Running an official race always reminds me of the joys of long distance running. Before the race, I admire fellow runners who (like me) are crazy enough show up in the dark on an unusually cold 40 degree morning in SW Florida covered in multiple layers to wait in long lines outside of porta-potties taking care of last minute details before our 13.1 mile run. Right before the announcer yells “GO!” (seriously, no gun?), many long sleeved outer layers are stripped off and tossed aside. Others are peeled off after mile 2, 3, or 4 as the sun begins to poke its warming rays above the horizon. Shirts, gloves, hats, and scarves can been seen flying to each side of the race course, sometimes dropped on the side of the road and other times thrown into the waiting arms of a friend or volunteer.
I take note of the shirts people wear in a race because I recognize for each runner the choice of what to wear is deliberate, conscious, planned, and it can be revealing. Some wear the shirt for the current race, many others (including me) wear shirts from past races. Some display motivational messages, others have shirts honoring a loved one. In this half marathon, one guy had a Superman top on (no tights). He was fit, and he was fast, and he knew it.

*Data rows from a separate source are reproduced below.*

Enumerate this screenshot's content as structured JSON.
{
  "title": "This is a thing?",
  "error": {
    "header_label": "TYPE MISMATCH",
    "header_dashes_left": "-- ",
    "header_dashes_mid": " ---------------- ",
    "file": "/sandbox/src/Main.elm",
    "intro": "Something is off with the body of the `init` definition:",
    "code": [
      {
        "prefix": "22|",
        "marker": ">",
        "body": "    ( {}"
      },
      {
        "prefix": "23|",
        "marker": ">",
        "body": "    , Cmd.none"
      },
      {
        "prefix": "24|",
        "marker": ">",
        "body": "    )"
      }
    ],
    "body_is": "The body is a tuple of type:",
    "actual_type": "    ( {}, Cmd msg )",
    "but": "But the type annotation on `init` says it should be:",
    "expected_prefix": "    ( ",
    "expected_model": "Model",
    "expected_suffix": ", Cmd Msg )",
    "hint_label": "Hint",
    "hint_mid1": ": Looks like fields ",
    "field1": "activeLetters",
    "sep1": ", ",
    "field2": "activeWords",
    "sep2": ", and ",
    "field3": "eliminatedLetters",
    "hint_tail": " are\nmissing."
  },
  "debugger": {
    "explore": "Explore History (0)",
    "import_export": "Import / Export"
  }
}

Today, I happen to be wearing my favorite full zip high neck red wicking overlayer which I’m unwilling to sacrifice. So, shortly before mile 3, I sneak to the sidelines and tie it around my waist revealing my Vermont Marathon t-shirt underneath. An older man followed my lead. After he secured the shirt around his waist, I noticed two things: 1) his short sleeved shirt said “13.1 Fueled by Fine Wine” across the back, and 2) he was a run/walker like me (Galloway method of running where you take short walk breaks in regular intervals during the race). Though we never spoke a word, he and I instantly bonded, and he became one of my “race buddies”.
No matter the distance, I mentally latch onto certain runners around me. It’s similar to a long distance drive when I end up in a pack of cars traveling at the same speed (in my case, above the speed limit). We drive together until someone has to exit. The same is true in running. My pack for this race ended up being Fine Wine guy, a younger guy wearing a “Play 60” shirt designed like a football jersey, a pair of young women wearing brightly colored sequined skirts and hot pink tank tops that said “Warrior Princess” across the back, and a very petite woman with a pile of curly black hair flying behind her in a massive pony tail. It was these strangers with whom I kept pace for the first 10 miles. When one of us slowed down to walk or take some water, that person always reappeared near by, a few strides behind the guy carrying the 2:00 pace flag.
Though my pack stayed close, other runners weaved in and out both passing and being passed. Most runners maintain a fairly even stride with a straight back kick, but today I spotted three separate runners who kicked out to the side. How does that not hurt? Their feet looked like little wings trying to flap hard enough to lift the rest of the body off the ground. Others runners bounced excessively up and down or shuffled along with rapid half strides. I want to tap these people on the shoulder and offer free advice to improve their form, but I let them be because the beauty of the long distance runner is that none of us is afraid to do his/her own thing. Whether that thing involves donning a sparkly skirt, or wearing a special t-shirt, or bouncing as if on a pogo stick. Through running, each of us is expressing our uniqueness without fear because at the end of the race each of us will be a sweaty, smelly, hot mess. So, why not have a little fun along the way?
For me the fun begins when the runners in my pack begin to flag. In an official race, people push hard early on and end up running out of juice. Shortly after mile 7 everyone in my pack had passed the 2:00 pace runner, but by mile 10, Fine Wine and Play 60 dropped back. I passed the Warrior Princesses less than half a mile later, and finally caught up to pony tail girl in the last mile finishing ahead of them all and never looking back. It was a race after all, and someone had to win 🙂